Edited by Steve Allison, 25 February 2020 - 11:57 PM.


#764 Terra Nova

Terra Nova

    ISS

  • *****
  • Posts: 21,253
  • Joined: 29 May 2012
  • Loc: Middle Earth

Posted 26 February 2020 - 07:21 AM

I found this article while researching another matter. Since many of us here are interested in the restoration of optical glass in old telescopes, eyepieces, binoculars, cameras, and other arcane optical elements and devices, I thought it might prove both interesting and perhaps even useful. Submitted for your own innate curiosity:

 

https://www.nature.c...1529-018-0037-2


  • clamchip and Bomber Bob like this

#765 Senex Bibax

Senex Bibax

    Mariner 2

  • -----
  • Posts: 297
  • Joined: 01 Feb 2019
  • Loc: Ottawa, ON

Posted 26 February 2020 - 07:33 AM

If you need unusually short spokes, I have a whole pile from Moulton 16" rims...

 

I will add a suggestion  to the bicycle spoke... use BMX spokes, the HEAVIEST,   with the heavy duty spoke nipples .. make them tite, view something, then tighten a bit more.

I saw a thread somewhere somebody was using bicycle rims in a ATM scope.  Interesting idea that is only lightweight, but extremely strong.

Stevegeo,Area3751  Otisco  Lake,  NY


  • clamchip likes this

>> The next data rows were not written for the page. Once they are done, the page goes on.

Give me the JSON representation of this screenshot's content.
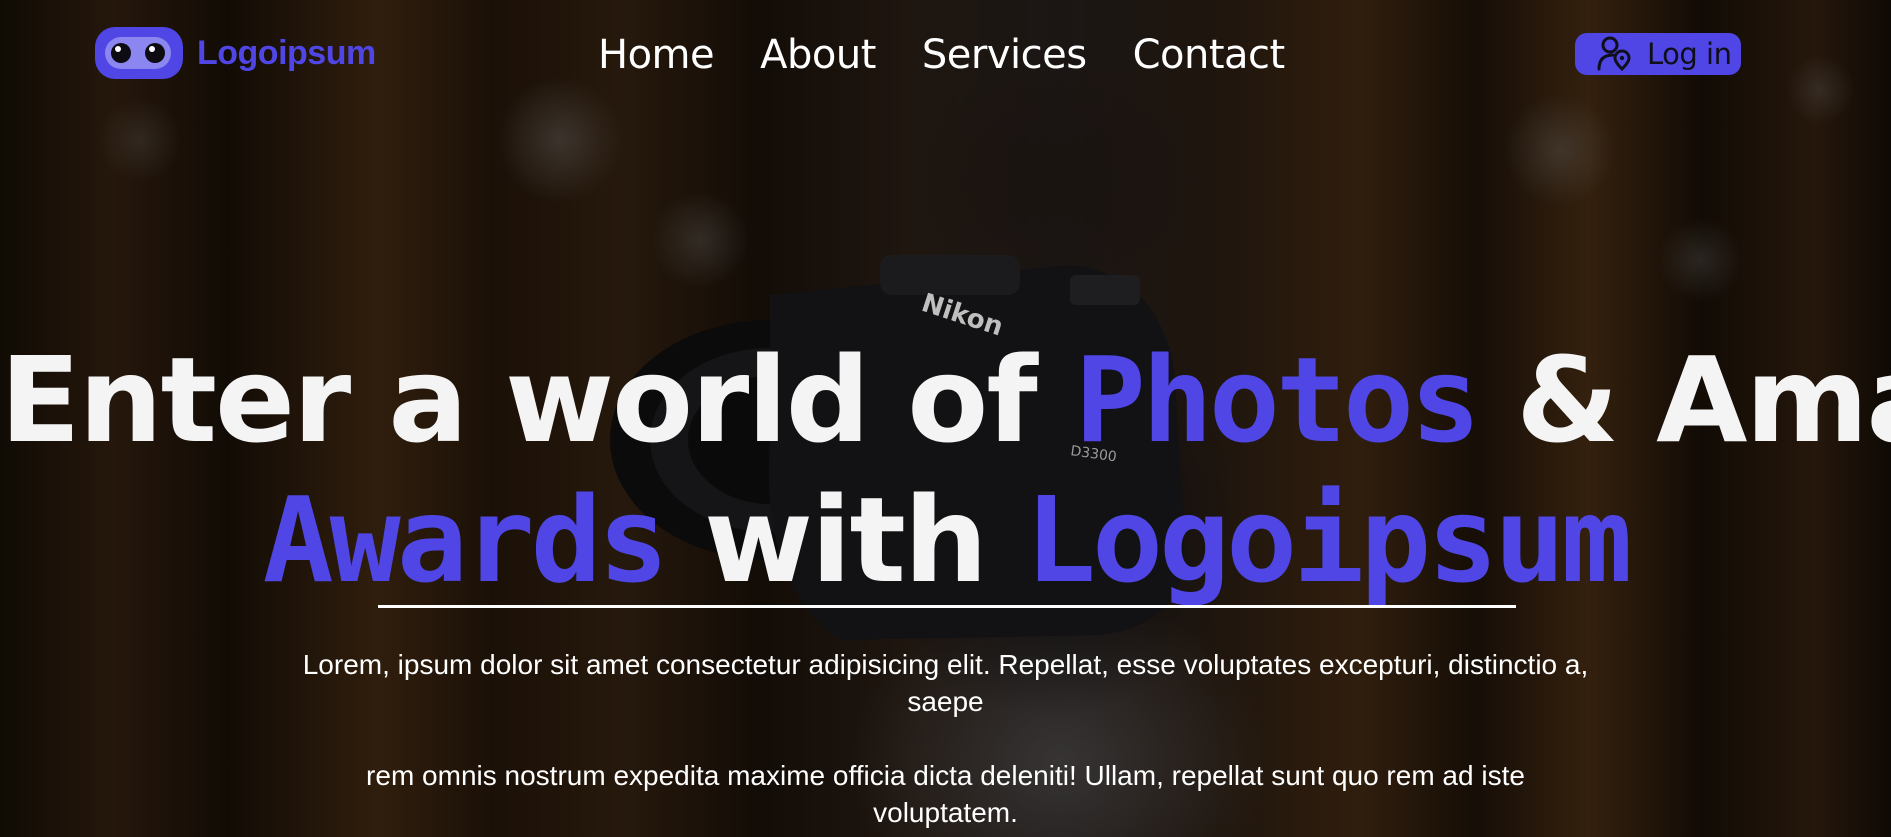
{
  "brand": {
    "name": "Logoipsum",
    "accent_color": "#4f46e5",
    "logo_icon": "robot-eyes-logo-icon"
  },
  "nav": {
    "links": [
      {
        "label": "Home"
      },
      {
        "label": "About"
      },
      {
        "label": "Services"
      },
      {
        "label": "Contact"
      }
    ]
  },
  "login": {
    "label": "Log in",
    "icon": "user-location-icon"
  },
  "hero": {
    "background": "blurred forest photo with person tossing a camera",
    "camera_brand": "Nikon",
    "camera_model": "D3300",
    "headline": {
      "line1": [
        {
          "text": "Enter a world of ",
          "style": "white"
        },
        {
          "text": "Photos",
          "style": "accent"
        },
        {
          "text": " & Amazing",
          "style": "white"
        }
      ],
      "line2": [
        {
          "text": "Awards",
          "style": "accent"
        },
        {
          "text": " with ",
          "style": "white"
        },
        {
          "text": "Logoipsum",
          "style": "accent"
        }
      ]
    },
    "paragraph1": "Lorem, ipsum dolor sit amet consectetur adipisicing elit. Repellat, esse voluptates excepturi, distinctio a, saepe",
    "paragraph2": "rem omnis nostrum expedita maxime officia dicta deleniti! Ullam, repellat sunt quo rem ad iste voluptatem."
  }
}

CNers have asked about a donation box for Cloudy Nights over the years, so here you go. Donation is not required by any means, so please enjoy your stay.


Recent Topics






Cloudy Nights LLC
Cloudy Nights Sponsor: Astronomics